The influence of predation danger on the distribution of non-breeding shorebirds in a tropical estuary system

Date created: 
Behavioural ecology
Habitat selection
Escape performance
Species distribution modelling
Predation danger
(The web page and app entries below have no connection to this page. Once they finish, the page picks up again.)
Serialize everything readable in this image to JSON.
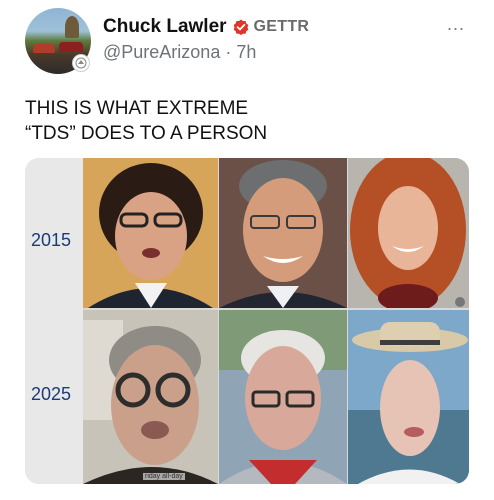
{
  "post": {
    "author_name": "Chuck Lawler",
    "platform": "GETTR",
    "handle": "@PureArizona",
    "separator": "·",
    "time": "7h",
    "more_label": "...",
    "text": "THIS IS WHAT EXTREME\n“TDS” DOES TO A PERSON"
  },
  "media": {
    "year_top": "2015",
    "year_bottom": "2025",
    "caption": "riday all-day"
  },
  "colors": {
    "verified": "#e0352b",
    "text": "#111111",
    "muted": "#6e7378",
    "year_label": "#1d3a7a"
  },
  "icons": [
    "verified-icon",
    "more-icon",
    "avatar-badge-icon"
  ]
}
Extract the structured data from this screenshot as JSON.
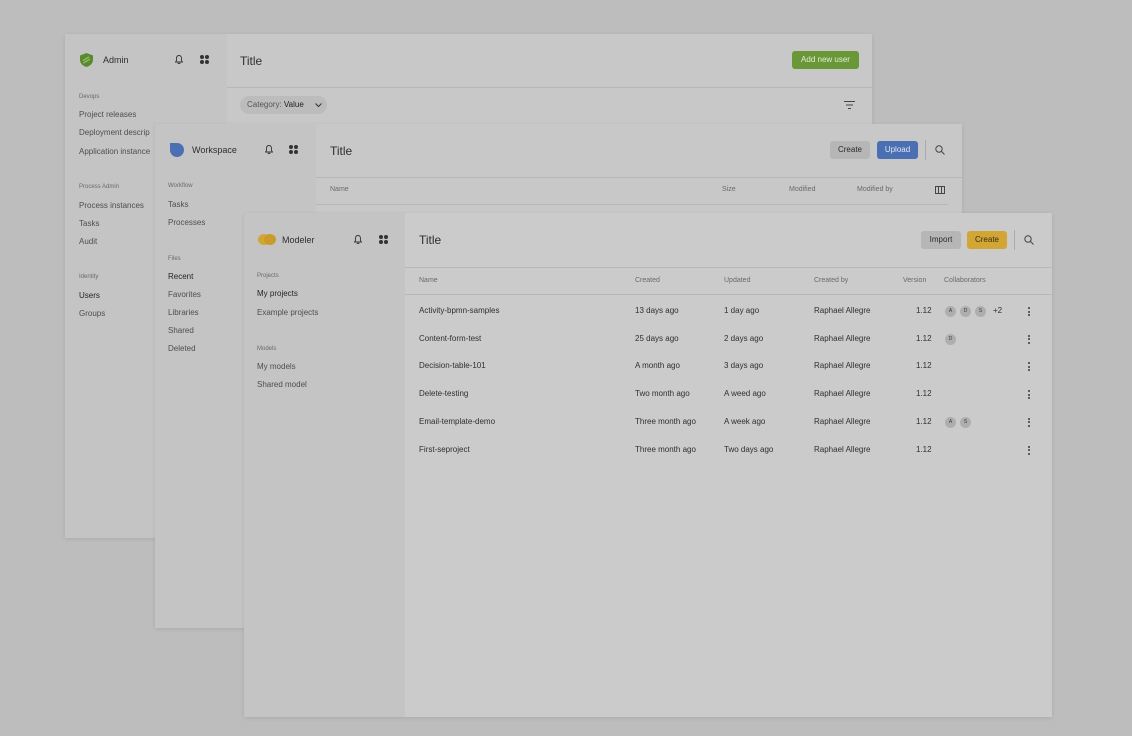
{
  "admin": {
    "app_name": "Admin",
    "title": "Title",
    "add_button": "Add new user",
    "filter": {
      "label": "Category: ",
      "value": "Value"
    },
    "sections": [
      {
        "title": "Devops",
        "items": [
          "Project releases",
          "Deployment descrip",
          "Application instance"
        ]
      },
      {
        "title": "Process Admin",
        "items": [
          "Process instances",
          "Tasks",
          "Audit"
        ]
      },
      {
        "title": "Identity",
        "items": [
          "Users",
          "Groups"
        ]
      }
    ]
  },
  "workspace": {
    "app_name": "Workspace",
    "title": "Title",
    "create_button": "Create",
    "upload_button": "Upload",
    "columns": [
      "Name",
      "Size",
      "Modified",
      "Modified by"
    ],
    "sections": [
      {
        "title": "Workflow",
        "items": [
          "Tasks",
          "Processes"
        ]
      },
      {
        "title": "Files",
        "items": [
          "Recent",
          "Favorites",
          "Libraries",
          "Shared",
          "Deleted"
        ]
      }
    ]
  },
  "modeler": {
    "app_name": "Modeler",
    "title": "Title",
    "import_button": "Import",
    "create_button": "Create",
    "sections": [
      {
        "title": "Projects",
        "items": [
          "My projects",
          "Example projects"
        ]
      },
      {
        "title": "Models",
        "items": [
          "My models",
          "Shared model"
        ]
      }
    ],
    "columns": [
      "Name",
      "Created",
      "Updated",
      "Created by",
      "Version",
      "Collaborators"
    ],
    "rows": [
      {
        "name": "Activity-bpmn-samples",
        "created": "13 days ago",
        "updated": "1 day ago",
        "created_by": "Raphael Allegre",
        "version": "1.12",
        "collaborators": [
          "A",
          "D",
          "S"
        ],
        "extra": "+2"
      },
      {
        "name": "Content-form-test",
        "created": "25 days ago",
        "updated": "2 days ago",
        "created_by": "Raphael Allegre",
        "version": "1.12",
        "collaborators": [
          "D"
        ],
        "extra": ""
      },
      {
        "name": "Decision-table-101",
        "created": "A month ago",
        "updated": "3 days ago",
        "created_by": "Raphael Allegre",
        "version": "1.12",
        "collaborators": [],
        "extra": ""
      },
      {
        "name": "Delete-testing",
        "created": "Two month ago",
        "updated": "A weed ago",
        "created_by": "Raphael Allegre",
        "version": "1.12",
        "collaborators": [],
        "extra": ""
      },
      {
        "name": "Email-template-demo",
        "created": "Three month ago",
        "updated": "A week ago",
        "created_by": "Raphael Allegre",
        "version": "1.12",
        "collaborators": [
          "A",
          "S"
        ],
        "extra": ""
      },
      {
        "name": "First-seproject",
        "created": "Three month ago",
        "updated": "Two days ago",
        "created_by": "Raphael Allegre",
        "version": "1.12",
        "collaborators": [],
        "extra": ""
      }
    ]
  },
  "colors": {
    "admin_accent": "#6a9838",
    "workspace_accent": "#4a6fb2",
    "modeler_accent": "#d1a634"
  },
  "icons": [
    "shield-icon",
    "bell-icon",
    "apps-grid-icon",
    "filter-icon",
    "chevron-down-icon",
    "search-icon",
    "columns-icon",
    "more-vertical-icon"
  ]
}
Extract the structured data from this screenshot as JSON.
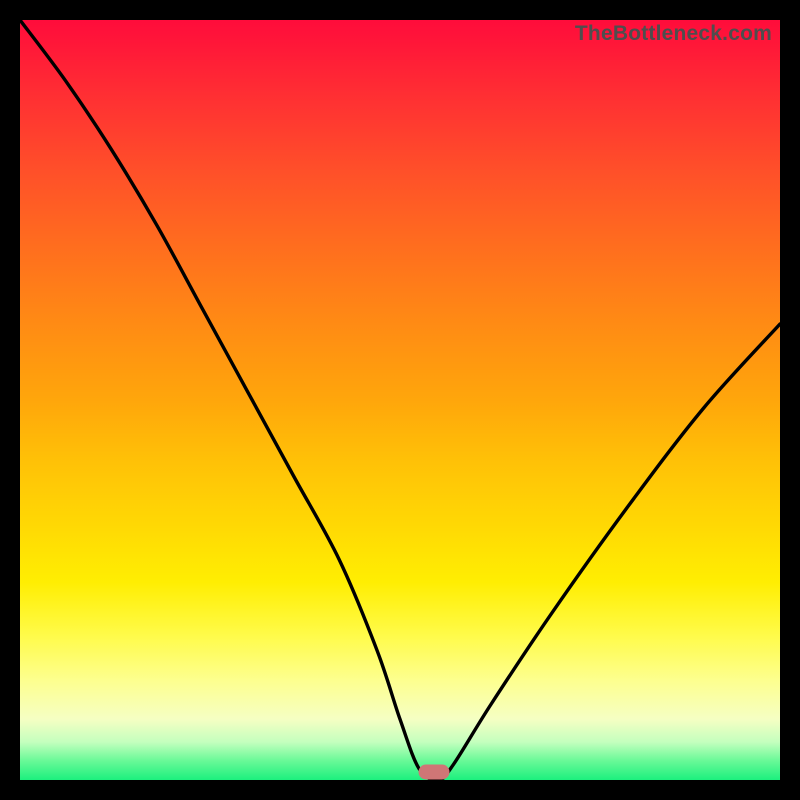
{
  "source_label": "TheBottleneck.com",
  "chart_data": {
    "type": "line",
    "title": "",
    "xlabel": "",
    "ylabel": "",
    "xlim": [
      0,
      100
    ],
    "ylim": [
      0,
      100
    ],
    "series": [
      {
        "name": "bottleneck-curve",
        "x": [
          0,
          6,
          12,
          18,
          24,
          30,
          36,
          42,
          47,
          50,
          52.5,
          55,
          57,
          62,
          70,
          80,
          90,
          100
        ],
        "values": [
          100,
          92,
          83,
          73,
          62,
          51,
          40,
          29,
          17,
          8,
          1.5,
          0,
          2,
          10,
          22,
          36,
          49,
          60
        ]
      }
    ],
    "marker": {
      "x": 54.5,
      "y": 1
    },
    "gradient_stops": [
      {
        "pct": 0,
        "color": "#ff0c3b"
      },
      {
        "pct": 50,
        "color": "#ffa60b"
      },
      {
        "pct": 80,
        "color": "#fffb4a"
      },
      {
        "pct": 100,
        "color": "#1cf07e"
      }
    ]
  }
}
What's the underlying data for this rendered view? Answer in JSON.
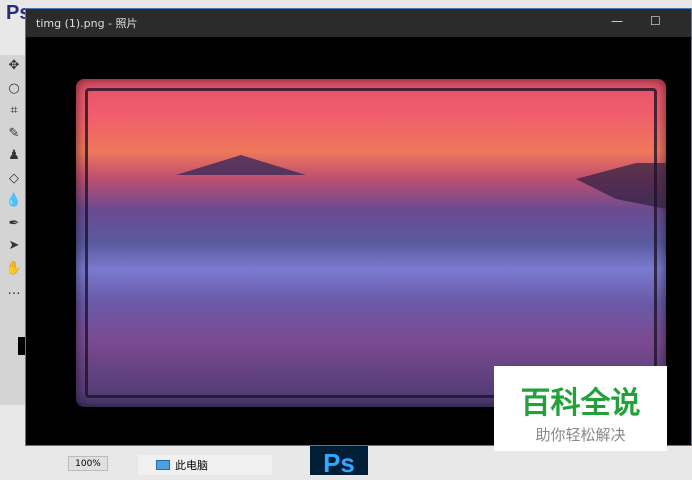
{
  "photoshop": {
    "logo": "Ps",
    "zoom": "100%",
    "tools": [
      "move-icon",
      "lasso-icon",
      "crop-icon",
      "healing-icon",
      "stamp-icon",
      "eraser-icon",
      "blur-icon",
      "pen-icon",
      "select-icon",
      "hand-icon",
      "more-icon"
    ]
  },
  "viewer": {
    "title": "timg (1).png - 照片",
    "minimize": "—",
    "maximize": "☐",
    "close": "✕"
  },
  "watermark": {
    "line1": "百科全说",
    "line2": "助你轻松解决"
  },
  "explorer": {
    "this_pc": "此电脑"
  },
  "taskbar": {
    "ps_icon": "Ps"
  }
}
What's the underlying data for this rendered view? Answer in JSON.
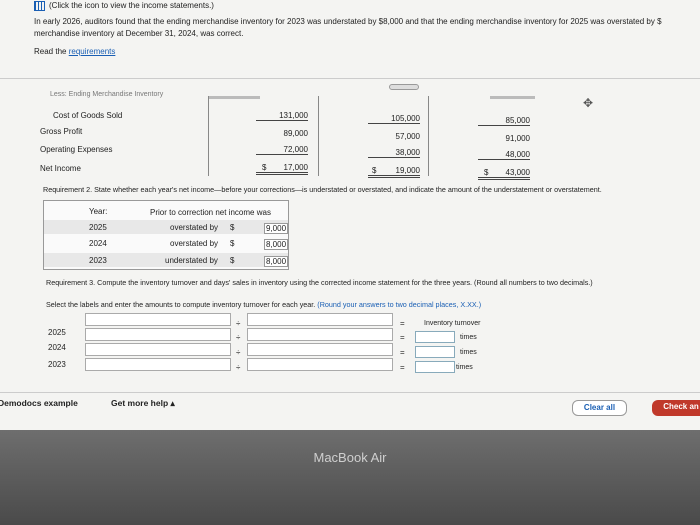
{
  "header": {
    "click_text": "(Click the icon to view the income statements.)",
    "intro_line1": "In early 2026, auditors found that the ending merchandise inventory for 2023 was understated by $8,000 and that the ending merchandise inventory for 2025 was overstated by $",
    "intro_line2": "merchandise inventory at December 31, 2024, was correct.",
    "read_prefix": "Read the ",
    "read_link": "requirements"
  },
  "income_statement": {
    "less_label": "Less: Ending Merchandise Inventory",
    "cogs_label": "Cost of Goods Sold",
    "gross_label": "Gross Profit",
    "opex_label": "Operating Expenses",
    "ni_label": "Net Income",
    "dollar": "$",
    "cogs": [
      "131,000",
      "105,000",
      "85,000"
    ],
    "gross": [
      "89,000",
      "57,000",
      "91,000"
    ],
    "opex": [
      "72,000",
      "38,000",
      "48,000"
    ],
    "ni": [
      "17,000",
      "19,000",
      "43,000"
    ]
  },
  "req2": {
    "text": "Requirement 2. State whether each year's net income—before your corrections—is understated or overstated, and indicate the amount of the understatement or overstatement.",
    "year_header": "Year:",
    "prior_header": "Prior to correction net income was",
    "rows": [
      {
        "year": "2025",
        "status": "overstated by",
        "dollar": "$",
        "amount": "9,000"
      },
      {
        "year": "2024",
        "status": "overstated by",
        "dollar": "$",
        "amount": "8,000"
      },
      {
        "year": "2023",
        "status": "understated by",
        "dollar": "$",
        "amount": "8,000"
      }
    ]
  },
  "req3": {
    "text": "Requirement 3. Compute the inventory turnover and days' sales in inventory using the corrected income statement for the three years. (Round all numbers to two decimals.)",
    "instruction_plain": "Select the labels and enter the amounts to compute inventory turnover for each year. ",
    "instruction_blue": "(Round your answers to two decimal places, X.XX.)",
    "turnover_header": "Inventory turnover",
    "divide": "÷",
    "equals": "=",
    "times": "times",
    "years": [
      "2025",
      "2024",
      "2023"
    ]
  },
  "footer": {
    "demodocs": "Demodocs example",
    "help": "Get more help",
    "help_caret": "▴",
    "clear": "Clear all",
    "check": "Check an"
  },
  "bezel": {
    "brand": "MacBook Air"
  }
}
I studied non-breeding shorebirds in the extensive mangrove-mudflat system of Northern Nariño, Colombia. I asked how the non-breeding distributions of 18 species are influenced by functional traits, the interplay between food and danger attributes of landscapes, and interactions with other species. I found that almost all the area’s ~8000 Whimbrels (Numenius phaeopus) roost together on just one of the hundreds of available mangrove islands. Much smaller numbers occasionally roost on a few other islands. The larger roost site is distinguished by its location, having a larger amount of Whimbrel feeding habitat (mudflat) within a 12 km radius than almost any other mangrove island, and being more isolated from the mainland and thus from terrestrial predators, but not more isolated from villages or shipping channels than other islands. Within a subset of nine shorebird species, an increase in body mass predicted an increase in wing load both within and between species. Contrary to expectations, wing load did not correlate strongly with escape performance (take off speed), but as expected, heavier wing loads did correlate with stronger escape responses (flight initiation distances) across species. Species with higher escape performance use habitats that are more productive, but also more dangerous, while species with lower escape performance reacted sooner to predator stimulus. Tactile and gregarious species show stronger responses to safety gradients. An analysis of co-occurrence of species pairs demonstrated that non-random patterns were prevalent within communities of non-breeding shorebirds. Species pairs tracking same or opposing environmental gradients explain some positive and negative associations, but a large proportion of the associations was due to residual variation linked to the species themselves. Positive associations could be explained by heterospecific attraction associated with reducing predation danger and public information about resources. The fewer negative associations could indicate competitive interference. Alternatively, other sources of environmental variation not captured in this study could explain these “species only” associations. Our results contrast with previous studies of avian communities for which shared environmental responses play a larger role and suggest that social interactions are as important in structuring shorebird communities. This thesis demonstrates how using distribution models informed by species’ morphology, behavior, and interactions with other species, we will be better equipped to understand the effects of habitat conversion on the conservation of migratory shorebirds.

Document type: 
This thesis may be printed or downloaded for non-commercial research and scholarly purposes. Copyright remains with the author.
Senior supervisor: 
Ronald C. Ydenberg
Science: Biological Sciences Department
Thesis type: 
(Thesis) Ph.D.